• [EXERCISE]
Output all records exactly, with no images.

Items listed in a dataset:
--------------------------------

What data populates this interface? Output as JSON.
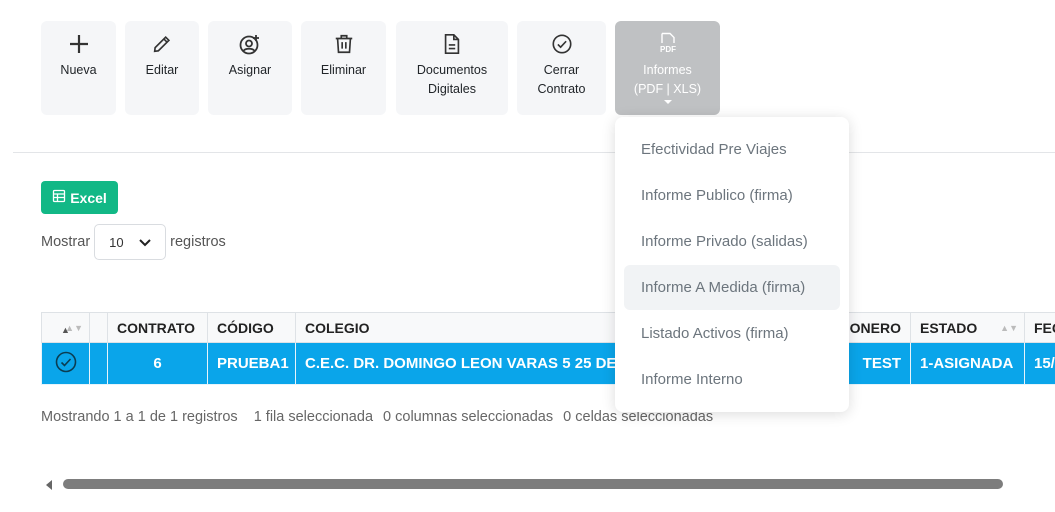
{
  "toolbar": {
    "buttons": [
      {
        "line1": "Nueva",
        "line2": ""
      },
      {
        "line1": "Editar",
        "line2": ""
      },
      {
        "line1": "Asignar",
        "line2": ""
      },
      {
        "line1": "Eliminar",
        "line2": ""
      },
      {
        "line1": "Documentos",
        "line2": "Digitales"
      },
      {
        "line1": "Cerrar",
        "line2": "Contrato"
      },
      {
        "line1": "Informes",
        "line2": "(PDF | XLS)",
        "icon_text": "PDF"
      }
    ]
  },
  "excel": {
    "label": "Excel"
  },
  "length": {
    "prefix": "Mostrar",
    "value": "10",
    "suffix": "registros"
  },
  "table": {
    "headers": [
      "CONTRATO",
      "CÓDIGO",
      "COLEGIO",
      "ONERO",
      "ESTADO",
      "FEC"
    ],
    "row": {
      "contrato": "6",
      "codigo": "PRUEBA1",
      "colegio": "C.E.C. DR. DOMINGO LEON VARAS 5 25 DE",
      "onero": "TEST",
      "estado": "1-ASIGNADA",
      "fecha": "15/"
    }
  },
  "info": {
    "records": "Mostrando 1 a 1 de 1 registros",
    "rows": "1 fila seleccionada",
    "cols": "0 columnas seleccionadas",
    "cells": "0 celdas seleccionadas"
  },
  "dropdown": {
    "items": [
      "Efectividad Pre Viajes",
      "Informe Publico (firma)",
      "Informe Privado (salidas)",
      "Informe A Medida (firma)",
      "Listado Activos (firma)",
      "Informe Interno"
    ]
  },
  "colors": {
    "accent": "#0aa5ea",
    "excel": "#12b886",
    "active_button": "#bfc1c3"
  }
}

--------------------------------

• [RESPONSE FOR THIS EXERCISE]
What data populates this interface? Output as JSON.
{
  "toolbar": {
    "buttons": [
      {
        "line1": "Nueva",
        "line2": ""
      },
      {
        "line1": "Editar",
        "line2": ""
      },
      {
        "line1": "Asignar",
        "line2": ""
      },
      {
        "line1": "Eliminar",
        "line2": ""
      },
      {
        "line1": "Documentos",
        "line2": "Digitales"
      },
      {
        "line1": "Cerrar",
        "line2": "Contrato"
      },
      {
        "line1": "Informes",
        "line2": "(PDF | XLS)",
        "icon_text": "PDF"
      }
    ]
  },
  "excel": {
    "label": "Excel"
  },
  "length": {
    "prefix": "Mostrar",
    "value": "10",
    "suffix": "registros"
  },
  "table": {
    "headers": [
      "CONTRATO",
      "CÓDIGO",
      "COLEGIO",
      "ONERO",
      "ESTADO",
      "FEC"
    ],
    "row": {
      "contrato": "6",
      "codigo": "PRUEBA1",
      "colegio": "C.E.C. DR. DOMINGO LEON VARAS 5 25 DE",
      "onero": "TEST",
      "estado": "1-ASIGNADA",
      "fecha": "15/"
    }
  },
  "info": {
    "records": "Mostrando 1 a 1 de 1 registros",
    "rows": "1 fila seleccionada",
    "cols": "0 columnas seleccionadas",
    "cells": "0 celdas seleccionadas"
  },
  "dropdown": {
    "items": [
      "Efectividad Pre Viajes",
      "Informe Publico (firma)",
      "Informe Privado (salidas)",
      "Informe A Medida (firma)",
      "Listado Activos (firma)",
      "Informe Interno"
    ]
  },
  "colors": {
    "accent": "#0aa5ea",
    "excel": "#12b886",
    "active_button": "#bfc1c3"
  }
}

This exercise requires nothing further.